Love this, adds abstraction to the code when decompiled, making it harder to read the decompiled code intuitively and the slowing down exploits is always good!


Faster join times, yeah!!


So, it’s only activated in game and in plugins. Does that mean you don’t specifically need to create scripts with the new Luau VM, that in-game they will always use the new VM? Therefore, this is the new replacement for the old Lua VM?

This is a great addition, I love hearing the slowing of exploits and the speed boost in games, as well as join time!


I’ve been waiting for this for sooooo long! I can enable a few flags on my game now to really take advantage of the perf boosts :slightly_smiling_face:

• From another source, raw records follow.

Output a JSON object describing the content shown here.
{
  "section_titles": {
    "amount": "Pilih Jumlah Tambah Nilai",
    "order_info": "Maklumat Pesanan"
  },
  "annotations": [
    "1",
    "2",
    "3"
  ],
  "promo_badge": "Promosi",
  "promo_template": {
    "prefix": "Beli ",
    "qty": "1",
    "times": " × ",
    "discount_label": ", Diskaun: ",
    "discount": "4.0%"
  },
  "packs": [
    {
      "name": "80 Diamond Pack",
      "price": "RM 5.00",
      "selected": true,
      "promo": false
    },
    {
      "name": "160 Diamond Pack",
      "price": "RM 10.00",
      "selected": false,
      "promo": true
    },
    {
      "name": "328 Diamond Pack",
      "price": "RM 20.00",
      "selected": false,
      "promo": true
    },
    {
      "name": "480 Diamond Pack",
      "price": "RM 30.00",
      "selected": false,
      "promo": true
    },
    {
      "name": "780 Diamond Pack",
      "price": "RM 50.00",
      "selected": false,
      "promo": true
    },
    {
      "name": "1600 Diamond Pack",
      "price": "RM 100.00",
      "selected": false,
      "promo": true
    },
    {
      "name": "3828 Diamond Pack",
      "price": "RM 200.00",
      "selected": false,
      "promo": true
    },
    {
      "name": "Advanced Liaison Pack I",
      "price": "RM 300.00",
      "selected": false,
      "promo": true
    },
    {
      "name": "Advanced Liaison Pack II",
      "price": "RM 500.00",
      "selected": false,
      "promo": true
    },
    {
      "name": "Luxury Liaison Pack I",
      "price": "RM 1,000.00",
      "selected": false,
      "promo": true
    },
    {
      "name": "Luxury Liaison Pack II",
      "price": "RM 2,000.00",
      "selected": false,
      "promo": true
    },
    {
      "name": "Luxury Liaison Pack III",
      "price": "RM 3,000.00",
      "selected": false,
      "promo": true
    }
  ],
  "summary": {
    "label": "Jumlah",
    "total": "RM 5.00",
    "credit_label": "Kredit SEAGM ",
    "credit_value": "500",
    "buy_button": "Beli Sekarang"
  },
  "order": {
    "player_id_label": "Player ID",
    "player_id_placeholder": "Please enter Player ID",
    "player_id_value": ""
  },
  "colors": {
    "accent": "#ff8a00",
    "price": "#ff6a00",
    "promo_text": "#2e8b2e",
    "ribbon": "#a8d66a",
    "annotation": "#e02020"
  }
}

The new VM is one of the best improvements since the engine switch, but this actually got me super excited. Roblox is already at the point where it is a real threat to “AAA” engines when it comes to indie development, but managing to run a language like Lua on multiple threads in a relatively simple manner is something I haven’t really seen anywhere else and would really like to see this achieved.


I agree with @nooneisback, I’d like to hear more about this mystical multithreading. I’ve searched through your talk however I wasn’t able to find where you talked about it. Multithreading has historically been an issue for non-functional scripting languages since they are often OS / machine dependent and reverse many of the advantages of working in simple scripting languages.


Right now we have a design but not even a prototype so it’s too early to share details - when we get closer we will definitely have preview builds etc to make sure the concept is sane and sound.


I’m definitely excited for this! It’s a shame though that it’s a never ending full-on war with exploiters though. No matter what we throw they just throw something else back after a few weeks, or even less than that sometimes.

The performance boost I’m sure will also be greatly appreciated!


Next Up: 64 bit servers

That aside, this significantly improves the ability to make huge creations. I’ve noticed that a lot of stuff is 1.5-3 times faster, which is great for huge map calculations and any loop. Glad to see Roblox following the roadmap, I look forward to more!


Does this finally mean that my local scripts are safe from being decompiled by exploiters?


Short answer, no.

Longer answer:

Only temporarily, depending on how fast the exploiters adjust their decompilers. Even so, I would never use the word “safe” to describe anything exposed to the client.


Are there any plans for a general purpose vector/matrix computation library?


I am very excited to see it come, and LuaU is more of a way I’d say it as well, Luau sounds off, though this is a change, it won’t hold off the exploiters, they will simply just require time to update their scripts & injectors, though I am happy to see performance will be highly changed!

With that being said, I’m now working on a Battle Royal game, thanks to this update! :happy3:


This would be great for me personally, if it didn’t break what I used for my game (I run a personal script builder game for me and my friends). I replicate a localscript-like environment and I use __namecall for my fake objects (specifically my fake LocalPlayer instance). This has caused my converter to break, so I was wondering if we will ever get the name of the method passed into __namecall again.


Synapse is already compatible with the VM and they are already working on a decompiler for it. Don’t rely on this update for game security.


I’ve been hyped for the release of this as a scripter and someone who plays Phantom Forces on a sub-par CPU (irrelevant I know, I had to say this lol)

Very happy with the performance gains in my scripts!


Are there any practices that have been negatively impacted by this? Has anything gotten slower as a side effect? I understand that certain practices are no longer needed/fastest, but was anything slowed down?


As far as we know, there are practices that will make your code run slower than it can, but at the same speed as it used to on the old VM.